What you need to do –
From the entries below, pull out each line where "title" appears.

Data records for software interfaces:
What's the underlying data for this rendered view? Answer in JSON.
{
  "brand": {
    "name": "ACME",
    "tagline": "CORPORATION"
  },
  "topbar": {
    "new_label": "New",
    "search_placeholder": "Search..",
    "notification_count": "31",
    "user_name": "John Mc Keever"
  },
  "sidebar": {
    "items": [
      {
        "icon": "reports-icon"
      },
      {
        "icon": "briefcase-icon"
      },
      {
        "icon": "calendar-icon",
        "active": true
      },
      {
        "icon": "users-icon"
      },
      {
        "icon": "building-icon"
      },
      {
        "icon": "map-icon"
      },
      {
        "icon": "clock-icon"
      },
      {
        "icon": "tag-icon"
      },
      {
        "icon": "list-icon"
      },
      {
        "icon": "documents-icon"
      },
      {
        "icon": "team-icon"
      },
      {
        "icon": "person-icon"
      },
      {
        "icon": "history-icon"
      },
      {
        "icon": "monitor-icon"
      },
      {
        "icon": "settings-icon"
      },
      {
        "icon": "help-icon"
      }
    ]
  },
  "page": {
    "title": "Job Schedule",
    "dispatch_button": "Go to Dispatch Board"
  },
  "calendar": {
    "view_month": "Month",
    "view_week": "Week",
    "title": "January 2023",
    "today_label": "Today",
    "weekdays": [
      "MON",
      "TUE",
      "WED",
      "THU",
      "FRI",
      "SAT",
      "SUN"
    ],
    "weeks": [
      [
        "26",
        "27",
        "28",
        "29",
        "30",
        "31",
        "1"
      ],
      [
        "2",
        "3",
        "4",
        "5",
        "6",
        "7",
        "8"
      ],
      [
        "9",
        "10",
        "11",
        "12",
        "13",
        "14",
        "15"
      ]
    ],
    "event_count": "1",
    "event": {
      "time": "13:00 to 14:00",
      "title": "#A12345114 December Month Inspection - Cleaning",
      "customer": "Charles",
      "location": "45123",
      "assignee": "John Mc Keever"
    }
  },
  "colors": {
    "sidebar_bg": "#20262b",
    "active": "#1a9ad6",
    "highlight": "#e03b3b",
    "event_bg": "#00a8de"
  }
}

Answer for the task –
    "title": "Job Schedule",
    "title": "January 2023",
      "title": "#A12345114 December Month Inspection - Cleaning",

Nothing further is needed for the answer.